► Forensic Biology Overview – Admitting DNA Evidence
► Chemistry/Toxicology Overview– Sample preparation, Spectrometric Methods
► Challenges moving from Frye to Daubert
► Incorporating Technology into a Frye/Daubert Challenge – Case Examples and Group Discussion
Upon completion of this workshop participants were able to:
► Comprehend the interaction of science and law as related to their specific professional responsibilities.
► Apply their knowledge of forensic technology to help make ethical decisions relating to the field of criminal justice.
► Use their knowledge of forensic science technology to provide advice and direction to the criminal justice community.
► Have an in-depth understanding of criteria necessary to evaluate technologies according to a Frye or Daubert challenge.

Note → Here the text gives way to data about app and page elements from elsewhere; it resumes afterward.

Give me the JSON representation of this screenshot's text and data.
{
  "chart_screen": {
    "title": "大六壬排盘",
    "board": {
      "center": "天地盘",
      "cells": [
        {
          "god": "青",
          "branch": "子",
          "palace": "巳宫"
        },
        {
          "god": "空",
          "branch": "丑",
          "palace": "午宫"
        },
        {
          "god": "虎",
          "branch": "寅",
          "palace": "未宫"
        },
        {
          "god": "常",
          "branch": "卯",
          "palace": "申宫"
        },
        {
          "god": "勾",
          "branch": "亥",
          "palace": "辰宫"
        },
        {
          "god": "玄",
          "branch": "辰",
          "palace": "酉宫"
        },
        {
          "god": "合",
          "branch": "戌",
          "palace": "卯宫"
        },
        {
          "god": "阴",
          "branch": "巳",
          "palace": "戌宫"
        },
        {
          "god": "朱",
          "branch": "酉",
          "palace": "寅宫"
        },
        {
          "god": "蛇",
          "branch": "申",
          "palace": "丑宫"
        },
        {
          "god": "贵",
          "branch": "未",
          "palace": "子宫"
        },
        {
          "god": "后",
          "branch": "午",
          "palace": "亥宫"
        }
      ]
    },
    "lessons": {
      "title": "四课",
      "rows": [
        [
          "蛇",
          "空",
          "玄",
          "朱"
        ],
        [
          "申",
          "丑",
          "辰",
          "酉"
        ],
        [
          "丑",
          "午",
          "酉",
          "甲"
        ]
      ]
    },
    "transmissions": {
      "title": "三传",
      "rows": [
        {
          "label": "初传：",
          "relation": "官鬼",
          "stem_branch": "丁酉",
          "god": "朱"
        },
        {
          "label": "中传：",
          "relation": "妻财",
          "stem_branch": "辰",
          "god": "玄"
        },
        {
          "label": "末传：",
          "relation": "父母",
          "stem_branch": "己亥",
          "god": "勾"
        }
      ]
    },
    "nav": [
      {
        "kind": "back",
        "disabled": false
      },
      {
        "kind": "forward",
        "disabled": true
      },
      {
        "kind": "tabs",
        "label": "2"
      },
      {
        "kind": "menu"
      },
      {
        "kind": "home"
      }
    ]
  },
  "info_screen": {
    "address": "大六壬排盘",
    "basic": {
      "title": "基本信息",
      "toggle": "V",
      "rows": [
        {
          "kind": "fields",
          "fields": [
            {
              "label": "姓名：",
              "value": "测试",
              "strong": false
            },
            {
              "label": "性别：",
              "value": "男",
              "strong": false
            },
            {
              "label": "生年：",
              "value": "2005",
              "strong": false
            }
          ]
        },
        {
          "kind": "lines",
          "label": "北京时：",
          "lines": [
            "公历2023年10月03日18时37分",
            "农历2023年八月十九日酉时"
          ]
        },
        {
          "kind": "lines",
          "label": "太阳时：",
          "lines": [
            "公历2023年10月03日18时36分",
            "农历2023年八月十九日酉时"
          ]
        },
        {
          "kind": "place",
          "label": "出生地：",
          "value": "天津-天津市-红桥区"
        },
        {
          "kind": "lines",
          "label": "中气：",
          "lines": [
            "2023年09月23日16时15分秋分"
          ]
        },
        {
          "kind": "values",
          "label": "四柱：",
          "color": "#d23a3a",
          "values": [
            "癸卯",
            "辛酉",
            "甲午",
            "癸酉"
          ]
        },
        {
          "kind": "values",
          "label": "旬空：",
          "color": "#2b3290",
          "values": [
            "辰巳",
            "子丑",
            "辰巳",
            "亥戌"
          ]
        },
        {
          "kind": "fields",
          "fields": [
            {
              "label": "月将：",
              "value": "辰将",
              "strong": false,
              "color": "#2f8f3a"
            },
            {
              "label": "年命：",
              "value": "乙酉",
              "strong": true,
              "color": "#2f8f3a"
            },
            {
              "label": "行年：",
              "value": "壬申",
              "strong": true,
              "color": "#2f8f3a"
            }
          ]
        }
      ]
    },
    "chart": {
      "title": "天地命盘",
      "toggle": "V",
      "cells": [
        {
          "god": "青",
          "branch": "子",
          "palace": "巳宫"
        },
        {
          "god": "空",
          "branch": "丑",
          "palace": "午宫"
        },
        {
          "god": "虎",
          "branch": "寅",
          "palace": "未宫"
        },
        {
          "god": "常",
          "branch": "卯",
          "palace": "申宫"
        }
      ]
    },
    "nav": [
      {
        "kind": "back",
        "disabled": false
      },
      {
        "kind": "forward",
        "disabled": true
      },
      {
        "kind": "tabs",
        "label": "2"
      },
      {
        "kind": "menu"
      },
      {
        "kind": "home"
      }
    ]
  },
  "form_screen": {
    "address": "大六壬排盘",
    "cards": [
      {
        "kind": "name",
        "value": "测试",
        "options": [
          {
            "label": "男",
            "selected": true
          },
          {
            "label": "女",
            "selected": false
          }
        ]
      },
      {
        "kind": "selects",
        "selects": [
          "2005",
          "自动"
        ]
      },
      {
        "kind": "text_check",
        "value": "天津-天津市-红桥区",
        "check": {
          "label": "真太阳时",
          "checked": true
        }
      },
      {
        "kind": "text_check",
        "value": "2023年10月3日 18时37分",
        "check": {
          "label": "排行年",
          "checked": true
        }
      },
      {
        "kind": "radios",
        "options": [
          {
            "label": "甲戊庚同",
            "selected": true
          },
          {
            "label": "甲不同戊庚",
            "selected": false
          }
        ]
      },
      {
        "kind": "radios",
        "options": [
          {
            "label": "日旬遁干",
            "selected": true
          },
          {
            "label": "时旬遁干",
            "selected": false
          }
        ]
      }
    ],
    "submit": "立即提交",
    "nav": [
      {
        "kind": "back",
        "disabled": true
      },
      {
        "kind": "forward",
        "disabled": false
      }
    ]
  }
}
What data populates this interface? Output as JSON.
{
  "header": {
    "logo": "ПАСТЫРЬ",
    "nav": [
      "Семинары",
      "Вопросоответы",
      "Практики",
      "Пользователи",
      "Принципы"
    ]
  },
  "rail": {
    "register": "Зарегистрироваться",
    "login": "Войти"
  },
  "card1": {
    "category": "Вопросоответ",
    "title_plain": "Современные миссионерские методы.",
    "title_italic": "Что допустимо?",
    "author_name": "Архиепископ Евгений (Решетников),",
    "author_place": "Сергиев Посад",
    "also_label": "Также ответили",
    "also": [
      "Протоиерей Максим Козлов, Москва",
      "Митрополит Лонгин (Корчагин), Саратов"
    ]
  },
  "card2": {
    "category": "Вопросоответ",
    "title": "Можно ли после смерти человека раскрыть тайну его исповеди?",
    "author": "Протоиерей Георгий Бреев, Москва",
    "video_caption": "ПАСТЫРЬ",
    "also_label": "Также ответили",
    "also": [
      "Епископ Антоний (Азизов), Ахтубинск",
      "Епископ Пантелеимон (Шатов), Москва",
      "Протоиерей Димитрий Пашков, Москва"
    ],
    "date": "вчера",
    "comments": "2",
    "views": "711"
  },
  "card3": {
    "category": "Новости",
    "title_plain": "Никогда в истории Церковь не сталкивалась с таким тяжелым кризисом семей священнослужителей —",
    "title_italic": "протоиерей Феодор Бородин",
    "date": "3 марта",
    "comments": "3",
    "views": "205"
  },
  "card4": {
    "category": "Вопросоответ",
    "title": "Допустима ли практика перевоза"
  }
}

► Apply the knowledge of and make use of technological advances in the forensic sciences in legal casework, legal education, and judicial decisions.
Frederick Fochtman, PhD | Director Forensic Science and Law, Duquesne University
Jane Campbell Moriarty, J.D. | Carol Los Mansmann Chair in Faculty Scholarship and Professor of Law, Duquesne University
Dan E. Krane, Ph.D. | Professor, Wright State University
Shawn P. Vorce, D-ABC | Technical Director, Chesapeake Toxicology Resources, LLC
Joshua C. Yohannan | Trace and Drug Chemistry Lab Manager, Allegheny County Office of the Medical Examiner
Lyndsie Ferrara, MS | Instructor, Forensic Science and Law, Bayer School of Natural and Environmental Sciences, Duquesne University
John T. Rago, JD | Associate Professor of Law, Duquesne University
Mandy Tinkey, MS | Manager of Operations, Allegheny County Office of the Medical Examiner
Stephanie Domitrovich, JD, PhD | Sixth Judicial District of Pennsylvania, Erie County Court House and American Academy of Forensic Sciences Jurisprudence Section Chair